What is being asked: Pictures stay out of the copy, and everything else in the data below is repeated exactly.

Records:
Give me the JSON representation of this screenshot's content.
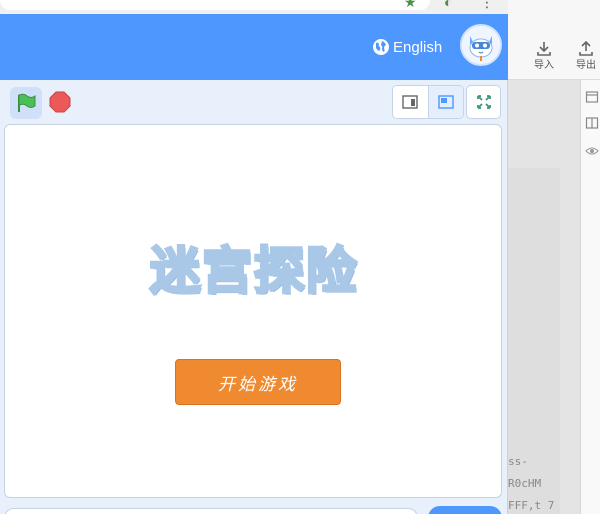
{
  "background_app": {
    "toolbar": {
      "import_label": "导入",
      "export_label": "导出"
    },
    "code_lines": [
      "ss-",
      "R0cHM",
      "FFF,t 7"
    ]
  },
  "header": {
    "language_label": "English",
    "icons": {
      "language": "globe-icon",
      "avatar": "robot-cat-avatar"
    }
  },
  "toolbar": {
    "icons": {
      "run": "green-flag-icon",
      "stop": "stop-sign-icon",
      "small_stage": "small-stage-icon",
      "large_stage": "large-stage-icon",
      "fullscreen": "fullscreen-icon"
    }
  },
  "stage": {
    "title": "迷宫探险",
    "start_button_label": "开始游戏"
  },
  "colors": {
    "header": "#4d97ff",
    "popup_bg": "#e8f0fb",
    "title": "#a9c8e8",
    "start_button": "#f08a30",
    "flag": "#4cbf56",
    "stop": "#ec5959"
  }
}
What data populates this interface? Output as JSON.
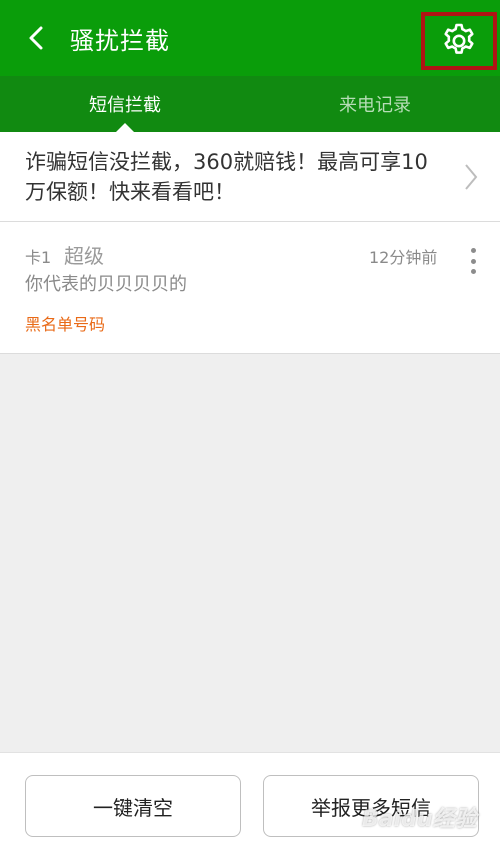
{
  "header": {
    "title": "骚扰拦截",
    "back_icon": "chevron-left-icon",
    "settings_icon": "gear-icon",
    "bg_color": "#0a9d0a"
  },
  "tabs": [
    {
      "label": "短信拦截",
      "active": true
    },
    {
      "label": "来电记录",
      "active": false
    }
  ],
  "promo": {
    "text": "诈骗短信没拦截，360就赔钱！最高可享10万保额！快来看看吧！"
  },
  "messages": [
    {
      "card": "卡1",
      "sender": "超级",
      "time": "12分钟前",
      "body": "你代表的贝贝贝贝的",
      "tag": "黑名单号码",
      "tag_color": "#e96a17"
    }
  ],
  "actions": {
    "clear_label": "一键清空",
    "report_label": "举报更多短信"
  },
  "watermark": "Baidu经验"
}
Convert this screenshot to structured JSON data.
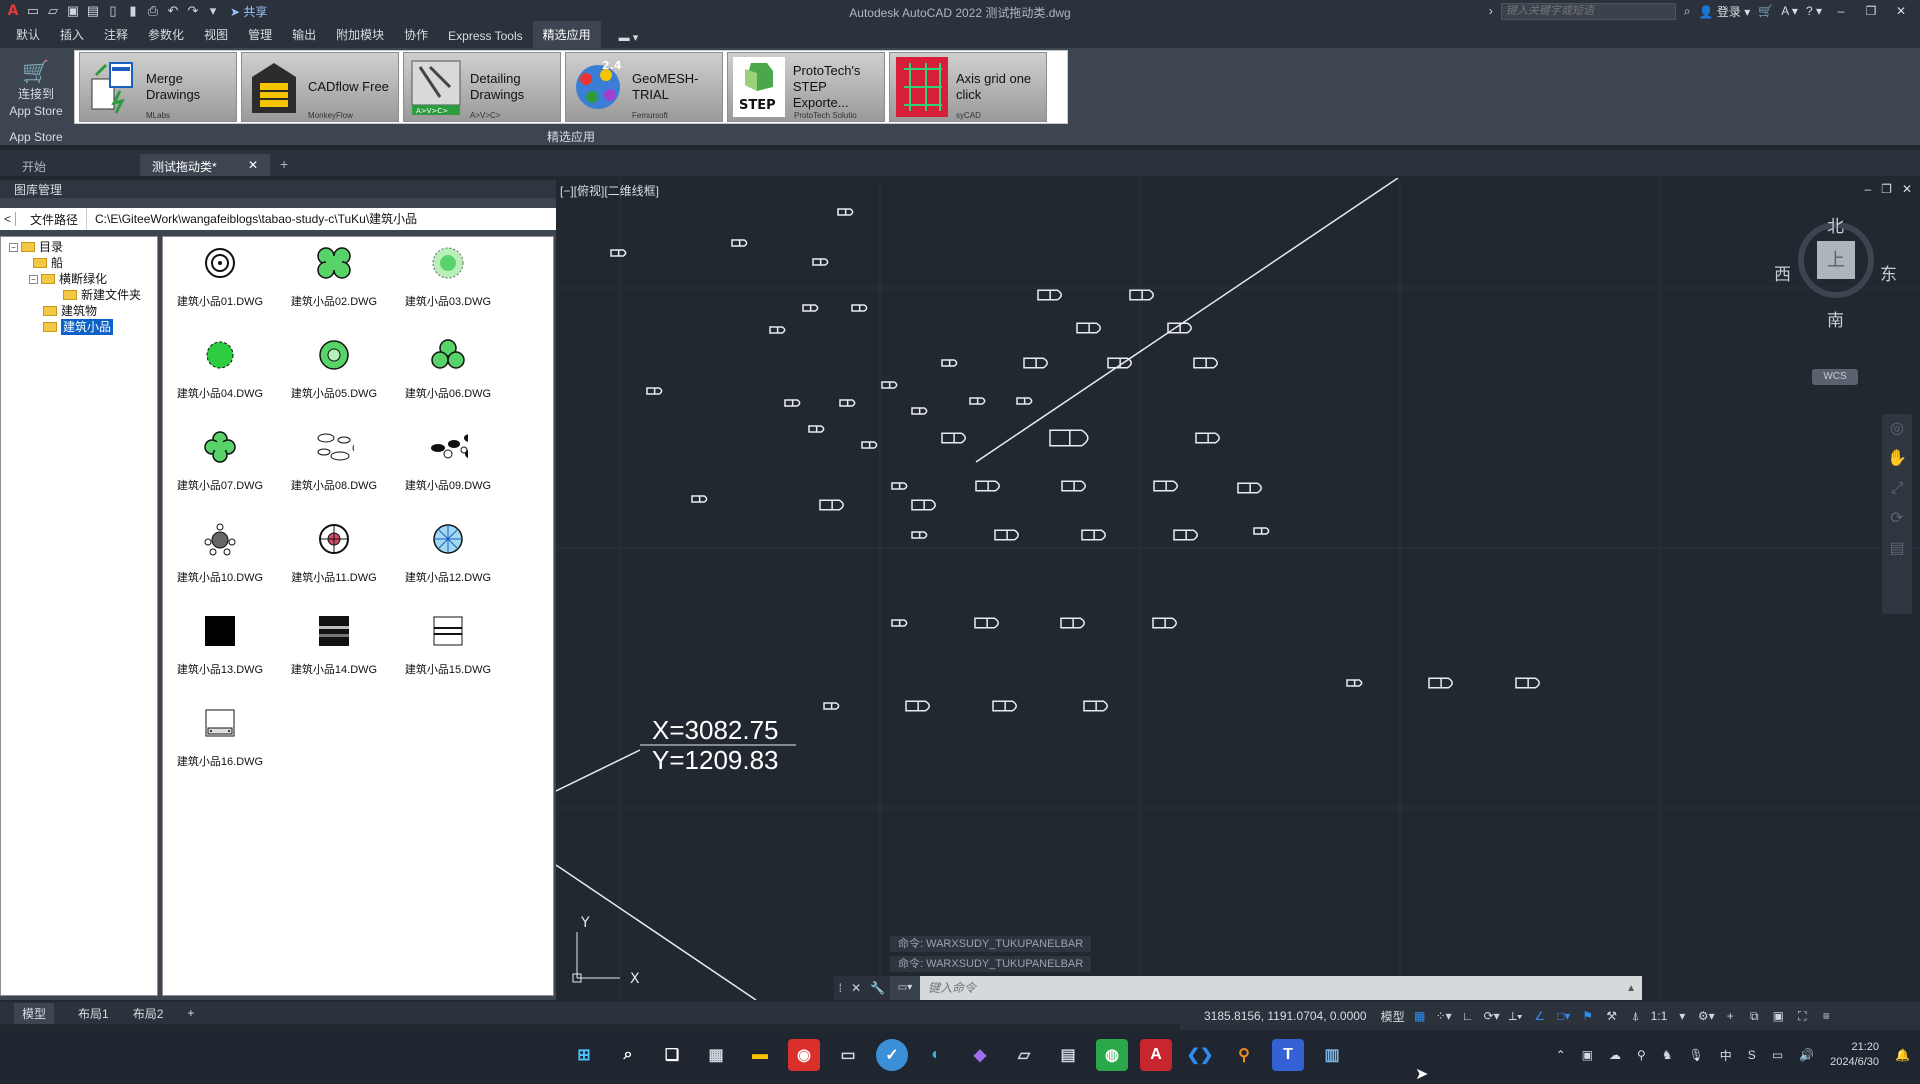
{
  "titlebar": {
    "app_logo": "A",
    "share_label": "共享",
    "title": "Autodesk AutoCAD 2022    测试拖动类.dwg",
    "search_placeholder": "键入关键字或短语",
    "login_label": "登录",
    "help_icon": "?"
  },
  "ribbon_tabs": [
    {
      "label": "默认"
    },
    {
      "label": "插入"
    },
    {
      "label": "注释"
    },
    {
      "label": "参数化"
    },
    {
      "label": "视图"
    },
    {
      "label": "管理"
    },
    {
      "label": "输出"
    },
    {
      "label": "附加模块"
    },
    {
      "label": "协作"
    },
    {
      "label": "Express Tools"
    },
    {
      "label": "精选应用"
    }
  ],
  "appstore": {
    "line1": "连接到",
    "line2": "App Store",
    "group_label": "App Store"
  },
  "featured_apps": [
    {
      "line1": "Merge",
      "line2": "Drawings",
      "vendor": "MLabs"
    },
    {
      "line1": "CADflow Free",
      "line2": "",
      "vendor": "MonkeyFlow"
    },
    {
      "line1": "Detailing",
      "line2": "Drawings",
      "vendor": "A>V>C>"
    },
    {
      "line1": "GeoMESH-",
      "line2": "TRIAL",
      "vendor": "Femursoft"
    },
    {
      "line1": "ProtoTech's",
      "line2": "STEP Exporte...",
      "vendor": "ProtoTech Solutio"
    },
    {
      "line1": "Axis grid one",
      "line2": "click",
      "vendor": "syCAD"
    }
  ],
  "featured_group_label": "精选应用",
  "file_tabs": {
    "start": "开始",
    "active": "测试拖动类*",
    "close": "✕",
    "add": "+"
  },
  "palette": {
    "title": "图库管理",
    "back": "<",
    "path_label": "文件路径",
    "path_value": "C:\\E\\GiteeWork\\wangafeiblogs\\tabao-study-c\\TuKu\\建筑小品",
    "tree": [
      {
        "label": "目录",
        "level": 0,
        "expander": "−"
      },
      {
        "label": "船",
        "level": 1,
        "expander": ""
      },
      {
        "label": "横断绿化",
        "level": 1,
        "expander": "−"
      },
      {
        "label": "新建文件夹",
        "level": 2,
        "expander": ""
      },
      {
        "label": "建筑物",
        "level": 1,
        "expander": ""
      },
      {
        "label": "建筑小品",
        "level": 1,
        "expander": "",
        "selected": true
      }
    ],
    "thumbs": [
      {
        "label": "建筑小品01.DWG"
      },
      {
        "label": "建筑小品02.DWG"
      },
      {
        "label": "建筑小品03.DWG"
      },
      {
        "label": "建筑小品04.DWG"
      },
      {
        "label": "建筑小品05.DWG"
      },
      {
        "label": "建筑小品06.DWG"
      },
      {
        "label": "建筑小品07.DWG"
      },
      {
        "label": "建筑小品08.DWG"
      },
      {
        "label": "建筑小品09.DWG"
      },
      {
        "label": "建筑小品10.DWG"
      },
      {
        "label": "建筑小品11.DWG"
      },
      {
        "label": "建筑小品12.DWG"
      },
      {
        "label": "建筑小品13.DWG"
      },
      {
        "label": "建筑小品14.DWG"
      },
      {
        "label": "建筑小品15.DWG"
      },
      {
        "label": "建筑小品16.DWG"
      }
    ]
  },
  "canvas": {
    "viewport_label": "[−][俯视][二维线框]",
    "coord_x": "X=3082.75",
    "coord_y": "Y=1209.83",
    "ucs_x": "X",
    "ucs_y": "Y"
  },
  "viewcube": {
    "north": "北",
    "south": "南",
    "east": "东",
    "west": "西",
    "face": "上",
    "wcs": "WCS"
  },
  "command": {
    "history": [
      "命令: WARXSUDY_TUKUPANELBAR",
      "命令:  WARXSUDY_TUKUPANELBAR"
    ],
    "placeholder": "键入命令"
  },
  "layout_tabs": [
    {
      "label": "模型"
    },
    {
      "label": "布局1"
    },
    {
      "label": "布局2"
    },
    {
      "label": "+"
    }
  ],
  "status": {
    "coords": "3185.8156, 1191.0704, 0.0000",
    "space": "模型",
    "scale": "1:1"
  },
  "tray": {
    "ime": "中",
    "time": "21:20",
    "date": "2024/6/30"
  }
}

Result for this task:
Give me the JSON representation of this screenshot's content.
{
  "background_app": {
    "toolbar": {
      "import_label": "导入",
      "export_label": "导出"
    },
    "code_lines": [
      "ss-",
      "R0cHM",
      "FFF,t 7"
    ]
  },
  "header": {
    "language_label": "English",
    "icons": {
      "language": "globe-icon",
      "avatar": "robot-cat-avatar"
    }
  },
  "toolbar": {
    "icons": {
      "run": "green-flag-icon",
      "stop": "stop-sign-icon",
      "small_stage": "small-stage-icon",
      "large_stage": "large-stage-icon",
      "fullscreen": "fullscreen-icon"
    }
  },
  "stage": {
    "title": "迷宫探险",
    "start_button_label": "开始游戏"
  },
  "colors": {
    "header": "#4d97ff",
    "popup_bg": "#e8f0fb",
    "title": "#a9c8e8",
    "start_button": "#f08a30",
    "flag": "#4cbf56",
    "stop": "#ec5959"
  }
}
What data populates this interface? Output as JSON.
{
  "header": {
    "title": "骚扰拦截",
    "back_icon": "chevron-left-icon",
    "settings_icon": "gear-icon",
    "bg_color": "#0a9d0a"
  },
  "tabs": [
    {
      "label": "短信拦截",
      "active": true
    },
    {
      "label": "来电记录",
      "active": false
    }
  ],
  "promo": {
    "text": "诈骗短信没拦截，360就赔钱！最高可享10万保额！快来看看吧！"
  },
  "messages": [
    {
      "card": "卡1",
      "sender": "超级",
      "time": "12分钟前",
      "body": "你代表的贝贝贝贝的",
      "tag": "黑名单号码",
      "tag_color": "#e96a17"
    }
  ],
  "actions": {
    "clear_label": "一键清空",
    "report_label": "举报更多短信"
  },
  "watermark": "Baidu经验"
}
Convert this screenshot to structured JSON data.
{
  "titlebar": {
    "app_logo": "A",
    "share_label": "共享",
    "title": "Autodesk AutoCAD 2022    测试拖动类.dwg",
    "search_placeholder": "键入关键字或短语",
    "login_label": "登录",
    "help_icon": "?"
  },
  "ribbon_tabs": [
    {
      "label": "默认"
    },
    {
      "label": "插入"
    },
    {
      "label": "注释"
    },
    {
      "label": "参数化"
    },
    {
      "label": "视图"
    },
    {
      "label": "管理"
    },
    {
      "label": "输出"
    },
    {
      "label": "附加模块"
    },
    {
      "label": "协作"
    },
    {
      "label": "Express Tools"
    },
    {
      "label": "精选应用"
    }
  ],
  "appstore": {
    "line1": "连接到",
    "line2": "App Store",
    "group_label": "App Store"
  },
  "featured_apps": [
    {
      "line1": "Merge",
      "line2": "Drawings",
      "vendor": "MLabs"
    },
    {
      "line1": "CADflow Free",
      "line2": "",
      "vendor": "MonkeyFlow"
    },
    {
      "line1": "Detailing",
      "line2": "Drawings",
      "vendor": "A>V>C>"
    },
    {
      "line1": "GeoMESH-",
      "line2": "TRIAL",
      "vendor": "Femursoft"
    },
    {
      "line1": "ProtoTech's",
      "line2": "STEP Exporte...",
      "vendor": "ProtoTech Solutio"
    },
    {
      "line1": "Axis grid one",
      "line2": "click",
      "vendor": "syCAD"
    }
  ],
  "featured_group_label": "精选应用",
  "file_tabs": {
    "start": "开始",
    "active": "测试拖动类*",
    "close": "✕",
    "add": "+"
  },
  "palette": {
    "title": "图库管理",
    "back": "<",
    "path_label": "文件路径",
    "path_value": "C:\\E\\GiteeWork\\wangafeiblogs\\tabao-study-c\\TuKu\\建筑小品",
    "tree": [
      {
        "label": "目录",
        "level": 0,
        "expander": "−"
      },
      {
        "label": "船",
        "level": 1,
        "expander": ""
      },
      {
        "label": "横断绿化",
        "level": 1,
        "expander": "−"
      },
      {
        "label": "新建文件夹",
        "level": 2,
        "expander": ""
      },
      {
        "label": "建筑物",
        "level": 1,
        "expander": ""
      },
      {
        "label": "建筑小品",
        "level": 1,
        "expander": "",
        "selected": true
      }
    ],
    "thumbs": [
      {
        "label": "建筑小品01.DWG"
      },
      {
        "label": "建筑小品02.DWG"
      },
      {
        "label": "建筑小品03.DWG"
      },
      {
        "label": "建筑小品04.DWG"
      },
      {
        "label": "建筑小品05.DWG"
      },
      {
        "label": "建筑小品06.DWG"
      },
      {
        "label": "建筑小品07.DWG"
      },
      {
        "label": "建筑小品08.DWG"
      },
      {
        "label": "建筑小品09.DWG"
      },
      {
        "label": "建筑小品10.DWG"
      },
      {
        "label": "建筑小品11.DWG"
      },
      {
        "label": "建筑小品12.DWG"
      },
      {
        "label": "建筑小品13.DWG"
      },
      {
        "label": "建筑小品14.DWG"
      },
      {
        "label": "建筑小品15.DWG"
      },
      {
        "label": "建筑小品16.DWG"
      }
    ]
  },
  "canvas": {
    "viewport_label": "[−][俯视][二维线框]",
    "coord_x": "X=3082.75",
    "coord_y": "Y=1209.83",
    "ucs_x": "X",
    "ucs_y": "Y"
  },
  "viewcube": {
    "north": "北",
    "south": "南",
    "east": "东",
    "west": "西",
    "face": "上",
    "wcs": "WCS"
  },
  "command": {
    "history": [
      "命令: WARXSUDY_TUKUPANELBAR",
      "命令:  WARXSUDY_TUKUPANELBAR"
    ],
    "placeholder": "键入命令"
  },
  "layout_tabs": [
    {
      "label": "模型"
    },
    {
      "label": "布局1"
    },
    {
      "label": "布局2"
    },
    {
      "label": "+"
    }
  ],
  "status": {
    "coords": "3185.8156, 1191.0704, 0.0000",
    "space": "模型",
    "scale": "1:1"
  },
  "tray": {
    "ime": "中",
    "time": "21:20",
    "date": "2024/6/30"
  }
}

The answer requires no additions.